EXERCISE: Scan the records for lines with the word "icon", and copy every such line.

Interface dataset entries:
━━━━
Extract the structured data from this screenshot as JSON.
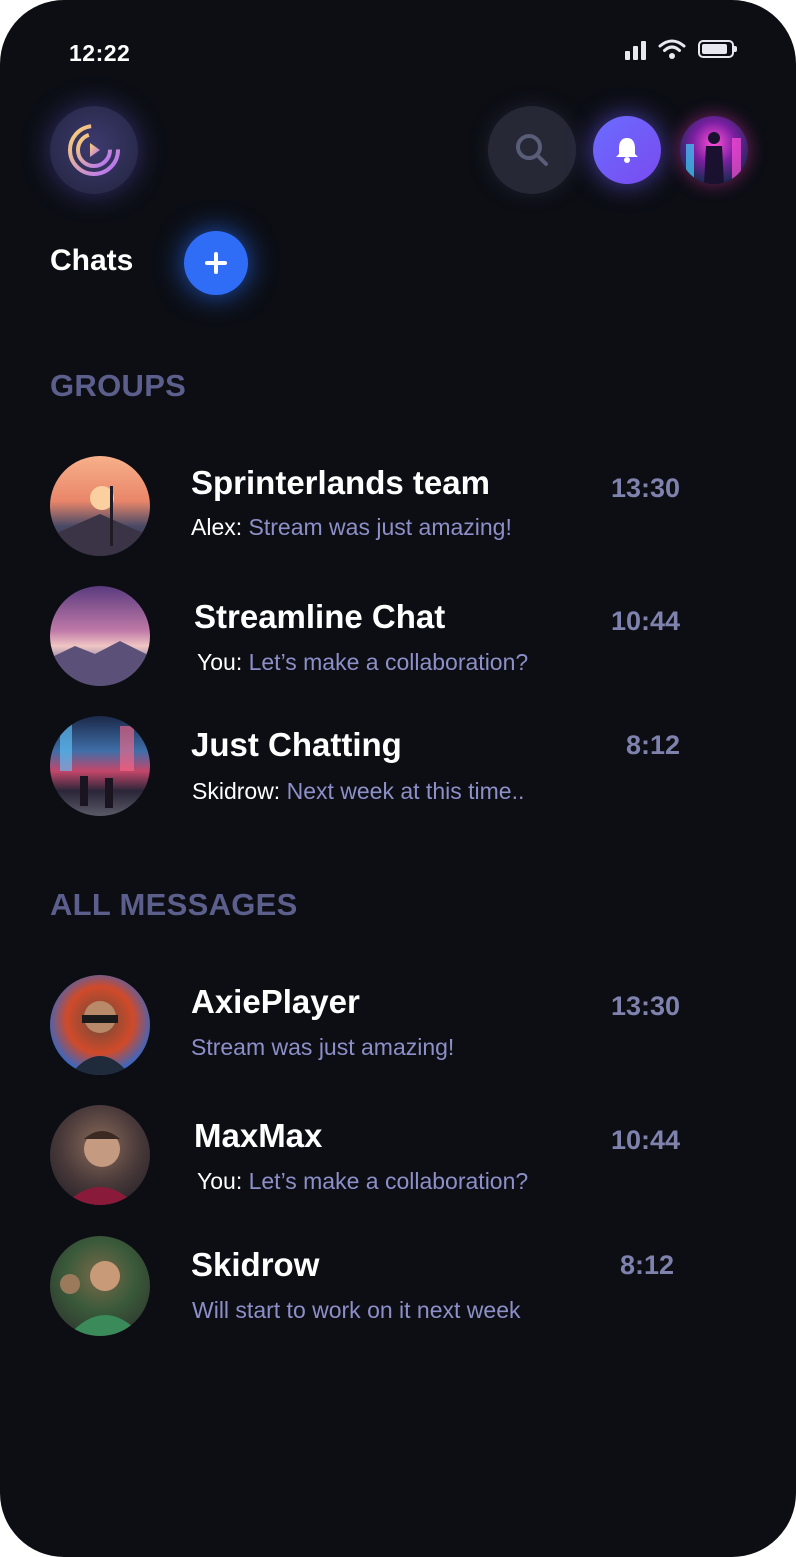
{
  "status_bar": {
    "time": "12:22",
    "battery_level": 0.9
  },
  "header": {
    "logo_icon": "play-ring-logo-icon",
    "search_icon": "search-icon",
    "notification_icon": "bell-icon",
    "profile_avatar": "cyberpunk-avatar"
  },
  "chats": {
    "title": "Chats",
    "add_icon": "plus-icon"
  },
  "groups": {
    "label": "GROUPS",
    "items": [
      {
        "name": "Sprinterlands team",
        "sender": "Alex:",
        "message": "Stream was just amazing!",
        "time": "13:30"
      },
      {
        "name": "Streamline Chat",
        "sender": "You:",
        "message": "Let’s make a collaboration?",
        "time": "10:44"
      },
      {
        "name": "Just Chatting",
        "sender": "Skidrow:",
        "message": "Next week at this time..",
        "time": "8:12"
      }
    ]
  },
  "all_messages": {
    "label": "ALL MESSAGES",
    "items": [
      {
        "name": "AxiePlayer",
        "sender": "",
        "message": "Stream was just amazing!",
        "time": "13:30"
      },
      {
        "name": "MaxMax",
        "sender": "You:",
        "message": "Let’s make a collaboration?",
        "time": "10:44"
      },
      {
        "name": "Skidrow",
        "sender": "",
        "message": "Will start to work on it next week",
        "time": "8:12"
      }
    ]
  },
  "colors": {
    "background": "#0c0e14",
    "accent_blue": "#2f6df6",
    "accent_purple": "#6a6cff",
    "section_label": "#5c5f8c",
    "preview_text": "#8d8fc8"
  }
}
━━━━
COMPLETED EXERCISE:
    "logo_icon": "play-ring-logo-icon",
    "search_icon": "search-icon",
    "notification_icon": "bell-icon",
    "add_icon": "plus-icon"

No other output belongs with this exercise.